(Page and application data records)
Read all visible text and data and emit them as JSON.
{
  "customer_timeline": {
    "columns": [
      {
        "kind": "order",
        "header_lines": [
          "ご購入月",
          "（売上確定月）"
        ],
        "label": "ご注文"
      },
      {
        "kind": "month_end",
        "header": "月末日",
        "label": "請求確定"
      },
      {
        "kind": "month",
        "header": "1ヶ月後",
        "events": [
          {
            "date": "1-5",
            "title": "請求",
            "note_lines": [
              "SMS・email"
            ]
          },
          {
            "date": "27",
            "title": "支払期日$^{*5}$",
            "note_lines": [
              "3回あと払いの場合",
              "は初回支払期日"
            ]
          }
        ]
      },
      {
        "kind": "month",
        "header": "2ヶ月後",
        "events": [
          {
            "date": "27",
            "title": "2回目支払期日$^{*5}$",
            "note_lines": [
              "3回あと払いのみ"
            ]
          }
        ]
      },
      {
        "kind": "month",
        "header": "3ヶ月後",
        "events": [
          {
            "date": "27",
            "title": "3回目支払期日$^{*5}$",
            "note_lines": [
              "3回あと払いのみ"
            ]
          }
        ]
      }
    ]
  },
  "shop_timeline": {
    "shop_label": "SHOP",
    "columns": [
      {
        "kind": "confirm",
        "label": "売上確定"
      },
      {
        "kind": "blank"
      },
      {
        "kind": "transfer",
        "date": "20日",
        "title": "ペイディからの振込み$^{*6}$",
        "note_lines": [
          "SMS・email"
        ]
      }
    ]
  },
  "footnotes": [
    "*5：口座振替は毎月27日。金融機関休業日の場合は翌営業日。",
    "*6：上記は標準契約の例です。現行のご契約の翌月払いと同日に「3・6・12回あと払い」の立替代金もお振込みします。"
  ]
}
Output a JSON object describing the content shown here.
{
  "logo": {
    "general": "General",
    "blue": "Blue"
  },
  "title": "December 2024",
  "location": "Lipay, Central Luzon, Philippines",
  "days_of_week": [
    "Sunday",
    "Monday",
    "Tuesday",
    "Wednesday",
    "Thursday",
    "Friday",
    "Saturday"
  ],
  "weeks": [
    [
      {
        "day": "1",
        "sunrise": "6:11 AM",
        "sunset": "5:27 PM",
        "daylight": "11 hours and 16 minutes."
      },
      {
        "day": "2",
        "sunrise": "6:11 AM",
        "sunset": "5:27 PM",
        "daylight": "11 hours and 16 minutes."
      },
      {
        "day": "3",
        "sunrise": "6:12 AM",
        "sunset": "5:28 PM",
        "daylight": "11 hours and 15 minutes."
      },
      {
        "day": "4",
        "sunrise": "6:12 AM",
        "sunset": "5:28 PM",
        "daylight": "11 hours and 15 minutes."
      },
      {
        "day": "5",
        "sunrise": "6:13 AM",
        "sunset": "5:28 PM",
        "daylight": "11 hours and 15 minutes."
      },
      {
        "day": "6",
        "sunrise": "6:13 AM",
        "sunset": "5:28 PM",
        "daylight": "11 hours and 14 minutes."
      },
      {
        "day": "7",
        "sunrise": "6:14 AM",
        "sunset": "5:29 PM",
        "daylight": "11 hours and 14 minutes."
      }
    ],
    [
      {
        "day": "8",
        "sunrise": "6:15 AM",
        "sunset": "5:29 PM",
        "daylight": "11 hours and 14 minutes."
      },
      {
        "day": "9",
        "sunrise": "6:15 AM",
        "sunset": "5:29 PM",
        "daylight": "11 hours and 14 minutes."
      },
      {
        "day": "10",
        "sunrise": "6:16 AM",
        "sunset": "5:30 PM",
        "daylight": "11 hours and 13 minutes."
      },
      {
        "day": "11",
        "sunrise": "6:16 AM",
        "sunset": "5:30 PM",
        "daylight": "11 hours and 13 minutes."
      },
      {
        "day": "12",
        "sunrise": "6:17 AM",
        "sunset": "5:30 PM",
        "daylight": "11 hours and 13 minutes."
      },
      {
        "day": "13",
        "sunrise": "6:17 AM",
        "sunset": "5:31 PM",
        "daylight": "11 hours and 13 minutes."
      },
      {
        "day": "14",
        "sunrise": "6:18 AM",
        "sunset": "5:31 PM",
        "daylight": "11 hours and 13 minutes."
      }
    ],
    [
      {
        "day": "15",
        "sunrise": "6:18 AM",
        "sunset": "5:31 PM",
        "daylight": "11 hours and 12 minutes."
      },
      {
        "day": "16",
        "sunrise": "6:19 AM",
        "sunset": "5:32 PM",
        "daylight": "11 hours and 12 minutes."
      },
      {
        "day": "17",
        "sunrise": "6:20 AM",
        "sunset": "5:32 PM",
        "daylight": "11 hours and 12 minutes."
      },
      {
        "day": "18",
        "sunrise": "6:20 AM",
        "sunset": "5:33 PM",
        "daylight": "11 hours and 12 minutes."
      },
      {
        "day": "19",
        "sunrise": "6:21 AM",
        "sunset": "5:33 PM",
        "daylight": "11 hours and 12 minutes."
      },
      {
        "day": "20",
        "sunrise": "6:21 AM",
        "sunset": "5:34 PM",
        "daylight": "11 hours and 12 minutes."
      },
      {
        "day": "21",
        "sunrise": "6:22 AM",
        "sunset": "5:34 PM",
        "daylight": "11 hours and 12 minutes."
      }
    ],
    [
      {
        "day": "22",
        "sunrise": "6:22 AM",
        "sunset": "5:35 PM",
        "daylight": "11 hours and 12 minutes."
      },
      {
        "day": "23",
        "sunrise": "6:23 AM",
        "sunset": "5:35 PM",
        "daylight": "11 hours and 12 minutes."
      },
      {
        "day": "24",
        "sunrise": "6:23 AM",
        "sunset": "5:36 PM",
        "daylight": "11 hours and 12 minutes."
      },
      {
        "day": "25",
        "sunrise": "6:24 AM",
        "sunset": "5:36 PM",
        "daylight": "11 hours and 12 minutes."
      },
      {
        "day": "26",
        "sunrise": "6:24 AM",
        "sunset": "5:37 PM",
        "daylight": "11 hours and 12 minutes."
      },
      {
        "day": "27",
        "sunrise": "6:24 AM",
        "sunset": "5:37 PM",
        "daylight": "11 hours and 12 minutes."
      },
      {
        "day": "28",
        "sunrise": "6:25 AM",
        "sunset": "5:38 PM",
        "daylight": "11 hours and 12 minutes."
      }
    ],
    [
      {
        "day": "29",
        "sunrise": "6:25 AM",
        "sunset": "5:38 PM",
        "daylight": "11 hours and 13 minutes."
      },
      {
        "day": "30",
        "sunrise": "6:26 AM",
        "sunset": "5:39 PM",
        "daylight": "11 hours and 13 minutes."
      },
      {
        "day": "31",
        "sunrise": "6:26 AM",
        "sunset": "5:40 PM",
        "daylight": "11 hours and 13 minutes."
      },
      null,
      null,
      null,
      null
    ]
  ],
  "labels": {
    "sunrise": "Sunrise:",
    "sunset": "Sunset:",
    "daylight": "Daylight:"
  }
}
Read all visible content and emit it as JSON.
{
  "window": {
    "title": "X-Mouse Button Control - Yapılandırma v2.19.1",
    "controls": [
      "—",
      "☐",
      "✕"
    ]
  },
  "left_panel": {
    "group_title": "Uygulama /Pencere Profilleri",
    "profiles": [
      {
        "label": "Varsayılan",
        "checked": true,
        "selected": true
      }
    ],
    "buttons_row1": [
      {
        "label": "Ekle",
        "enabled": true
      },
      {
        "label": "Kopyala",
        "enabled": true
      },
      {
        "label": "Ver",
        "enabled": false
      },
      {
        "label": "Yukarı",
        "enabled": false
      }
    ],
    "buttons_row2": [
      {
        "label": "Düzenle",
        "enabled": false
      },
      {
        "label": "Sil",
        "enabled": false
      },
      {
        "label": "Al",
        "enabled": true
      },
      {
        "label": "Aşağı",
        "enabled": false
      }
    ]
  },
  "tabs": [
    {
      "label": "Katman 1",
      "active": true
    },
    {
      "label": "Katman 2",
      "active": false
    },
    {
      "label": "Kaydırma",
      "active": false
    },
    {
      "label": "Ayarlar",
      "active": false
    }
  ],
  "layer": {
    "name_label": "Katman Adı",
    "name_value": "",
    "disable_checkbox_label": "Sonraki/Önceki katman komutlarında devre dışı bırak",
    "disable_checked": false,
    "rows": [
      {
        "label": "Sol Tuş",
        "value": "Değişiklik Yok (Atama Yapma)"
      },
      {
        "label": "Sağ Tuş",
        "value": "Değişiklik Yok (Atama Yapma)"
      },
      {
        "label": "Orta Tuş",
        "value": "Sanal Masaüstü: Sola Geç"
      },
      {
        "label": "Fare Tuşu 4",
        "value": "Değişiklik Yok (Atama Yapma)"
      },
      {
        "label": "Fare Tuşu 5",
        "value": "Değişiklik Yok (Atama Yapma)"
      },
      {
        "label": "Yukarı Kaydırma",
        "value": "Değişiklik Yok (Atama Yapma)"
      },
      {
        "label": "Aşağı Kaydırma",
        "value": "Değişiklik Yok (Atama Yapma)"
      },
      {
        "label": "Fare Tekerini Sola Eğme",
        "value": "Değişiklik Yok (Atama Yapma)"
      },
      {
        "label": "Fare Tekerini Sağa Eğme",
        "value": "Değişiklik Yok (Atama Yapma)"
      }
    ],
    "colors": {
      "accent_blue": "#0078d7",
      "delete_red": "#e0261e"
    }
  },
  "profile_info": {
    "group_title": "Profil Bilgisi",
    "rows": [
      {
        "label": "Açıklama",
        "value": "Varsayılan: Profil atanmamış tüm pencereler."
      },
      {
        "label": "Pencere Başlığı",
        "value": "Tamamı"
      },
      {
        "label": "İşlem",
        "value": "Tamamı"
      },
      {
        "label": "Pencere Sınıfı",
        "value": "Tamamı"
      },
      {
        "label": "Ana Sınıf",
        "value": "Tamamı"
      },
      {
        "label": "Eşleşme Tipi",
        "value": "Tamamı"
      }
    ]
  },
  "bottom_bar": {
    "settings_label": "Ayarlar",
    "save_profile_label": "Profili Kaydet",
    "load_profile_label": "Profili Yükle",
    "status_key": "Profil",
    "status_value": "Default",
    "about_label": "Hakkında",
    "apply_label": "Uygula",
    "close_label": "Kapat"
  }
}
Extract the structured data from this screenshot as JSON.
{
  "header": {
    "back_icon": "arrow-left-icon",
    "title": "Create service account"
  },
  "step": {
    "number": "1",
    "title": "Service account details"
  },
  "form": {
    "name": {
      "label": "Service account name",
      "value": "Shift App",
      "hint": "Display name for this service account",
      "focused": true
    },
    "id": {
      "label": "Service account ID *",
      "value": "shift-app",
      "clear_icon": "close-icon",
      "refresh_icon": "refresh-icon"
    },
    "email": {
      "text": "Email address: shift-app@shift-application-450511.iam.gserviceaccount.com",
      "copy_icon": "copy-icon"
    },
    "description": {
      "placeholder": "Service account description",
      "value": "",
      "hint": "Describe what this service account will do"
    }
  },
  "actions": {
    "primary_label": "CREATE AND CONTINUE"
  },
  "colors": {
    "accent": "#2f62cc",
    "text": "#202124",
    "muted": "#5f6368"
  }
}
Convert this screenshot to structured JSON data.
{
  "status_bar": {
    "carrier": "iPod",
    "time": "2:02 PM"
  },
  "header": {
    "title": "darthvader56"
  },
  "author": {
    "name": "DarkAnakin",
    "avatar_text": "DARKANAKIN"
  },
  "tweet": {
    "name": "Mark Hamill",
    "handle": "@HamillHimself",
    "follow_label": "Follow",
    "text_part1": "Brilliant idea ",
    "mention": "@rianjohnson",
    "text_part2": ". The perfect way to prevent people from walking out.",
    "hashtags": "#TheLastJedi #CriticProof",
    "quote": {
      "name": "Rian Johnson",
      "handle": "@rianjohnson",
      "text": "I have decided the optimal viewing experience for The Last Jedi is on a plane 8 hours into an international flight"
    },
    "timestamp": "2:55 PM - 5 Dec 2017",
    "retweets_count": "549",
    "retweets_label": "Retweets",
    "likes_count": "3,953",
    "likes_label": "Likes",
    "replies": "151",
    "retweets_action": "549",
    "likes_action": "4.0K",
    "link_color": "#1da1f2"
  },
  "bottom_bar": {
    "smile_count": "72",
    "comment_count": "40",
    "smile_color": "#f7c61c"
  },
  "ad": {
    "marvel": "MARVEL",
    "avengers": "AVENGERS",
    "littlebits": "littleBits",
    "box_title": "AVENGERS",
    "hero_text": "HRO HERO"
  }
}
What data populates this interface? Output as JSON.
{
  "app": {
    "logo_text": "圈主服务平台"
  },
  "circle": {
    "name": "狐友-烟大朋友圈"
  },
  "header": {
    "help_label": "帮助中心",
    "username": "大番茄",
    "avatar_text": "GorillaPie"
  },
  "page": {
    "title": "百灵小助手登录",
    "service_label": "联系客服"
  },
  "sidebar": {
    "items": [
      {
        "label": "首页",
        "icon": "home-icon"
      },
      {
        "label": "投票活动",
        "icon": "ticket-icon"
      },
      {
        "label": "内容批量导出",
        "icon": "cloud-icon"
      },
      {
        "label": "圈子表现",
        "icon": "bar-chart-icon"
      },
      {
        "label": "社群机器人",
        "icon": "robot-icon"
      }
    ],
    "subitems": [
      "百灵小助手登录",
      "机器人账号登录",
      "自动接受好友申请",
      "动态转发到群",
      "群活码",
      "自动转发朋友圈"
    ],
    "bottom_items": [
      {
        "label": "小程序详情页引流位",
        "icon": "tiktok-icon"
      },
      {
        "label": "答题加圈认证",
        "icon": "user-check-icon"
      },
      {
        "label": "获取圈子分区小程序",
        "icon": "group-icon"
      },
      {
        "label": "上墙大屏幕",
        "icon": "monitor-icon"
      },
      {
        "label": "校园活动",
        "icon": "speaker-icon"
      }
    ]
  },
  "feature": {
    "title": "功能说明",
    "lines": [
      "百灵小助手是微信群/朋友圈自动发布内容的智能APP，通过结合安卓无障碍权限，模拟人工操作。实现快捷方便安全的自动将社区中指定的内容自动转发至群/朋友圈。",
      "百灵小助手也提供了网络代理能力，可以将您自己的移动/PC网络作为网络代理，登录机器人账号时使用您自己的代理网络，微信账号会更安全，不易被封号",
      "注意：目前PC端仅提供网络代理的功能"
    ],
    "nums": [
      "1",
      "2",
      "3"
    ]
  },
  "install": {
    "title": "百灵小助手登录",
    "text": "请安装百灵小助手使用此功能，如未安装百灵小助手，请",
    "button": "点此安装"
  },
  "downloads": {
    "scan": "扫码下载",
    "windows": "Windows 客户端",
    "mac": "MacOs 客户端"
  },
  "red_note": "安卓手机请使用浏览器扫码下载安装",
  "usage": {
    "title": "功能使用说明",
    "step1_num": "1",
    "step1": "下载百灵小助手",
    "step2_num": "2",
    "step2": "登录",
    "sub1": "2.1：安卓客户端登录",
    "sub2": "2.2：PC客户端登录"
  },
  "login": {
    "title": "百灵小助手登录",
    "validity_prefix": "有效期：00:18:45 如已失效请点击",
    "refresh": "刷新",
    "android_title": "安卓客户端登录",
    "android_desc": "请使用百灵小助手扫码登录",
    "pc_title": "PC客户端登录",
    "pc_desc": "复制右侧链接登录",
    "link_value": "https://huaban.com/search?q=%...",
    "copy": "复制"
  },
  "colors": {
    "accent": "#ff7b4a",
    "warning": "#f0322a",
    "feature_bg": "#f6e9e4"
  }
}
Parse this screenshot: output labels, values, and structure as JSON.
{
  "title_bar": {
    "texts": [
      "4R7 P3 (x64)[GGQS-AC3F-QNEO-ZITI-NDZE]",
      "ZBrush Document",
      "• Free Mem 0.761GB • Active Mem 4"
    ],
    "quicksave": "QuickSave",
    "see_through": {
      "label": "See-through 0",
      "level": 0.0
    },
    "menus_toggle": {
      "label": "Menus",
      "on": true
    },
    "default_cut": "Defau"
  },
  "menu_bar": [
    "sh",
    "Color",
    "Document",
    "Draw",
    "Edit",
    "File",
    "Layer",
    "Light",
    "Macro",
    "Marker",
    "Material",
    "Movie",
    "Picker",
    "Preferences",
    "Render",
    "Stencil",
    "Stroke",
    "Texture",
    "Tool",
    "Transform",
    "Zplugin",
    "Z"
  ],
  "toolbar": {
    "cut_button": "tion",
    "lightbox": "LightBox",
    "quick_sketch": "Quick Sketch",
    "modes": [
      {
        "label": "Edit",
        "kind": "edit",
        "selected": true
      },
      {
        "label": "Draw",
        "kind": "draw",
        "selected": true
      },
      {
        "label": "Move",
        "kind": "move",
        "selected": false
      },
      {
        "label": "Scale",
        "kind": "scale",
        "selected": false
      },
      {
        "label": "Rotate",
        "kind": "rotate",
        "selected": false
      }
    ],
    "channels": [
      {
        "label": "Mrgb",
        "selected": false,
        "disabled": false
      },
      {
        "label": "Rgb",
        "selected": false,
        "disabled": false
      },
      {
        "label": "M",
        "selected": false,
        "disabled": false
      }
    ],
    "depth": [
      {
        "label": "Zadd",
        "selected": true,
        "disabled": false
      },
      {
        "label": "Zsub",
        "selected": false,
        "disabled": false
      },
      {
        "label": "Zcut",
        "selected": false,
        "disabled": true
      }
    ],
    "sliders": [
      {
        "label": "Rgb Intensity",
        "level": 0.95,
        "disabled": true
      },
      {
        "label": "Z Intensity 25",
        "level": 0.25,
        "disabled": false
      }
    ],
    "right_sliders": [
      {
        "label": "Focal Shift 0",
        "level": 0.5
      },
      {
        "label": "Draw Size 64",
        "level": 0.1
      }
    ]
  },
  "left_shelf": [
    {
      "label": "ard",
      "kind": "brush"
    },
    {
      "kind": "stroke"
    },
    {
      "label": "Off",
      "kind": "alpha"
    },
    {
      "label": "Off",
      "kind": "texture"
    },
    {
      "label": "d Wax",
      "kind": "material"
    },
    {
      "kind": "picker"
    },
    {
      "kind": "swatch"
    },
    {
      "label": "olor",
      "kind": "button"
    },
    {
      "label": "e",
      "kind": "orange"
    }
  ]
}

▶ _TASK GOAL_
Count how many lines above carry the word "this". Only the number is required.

▶ _FINISHED TASK_
6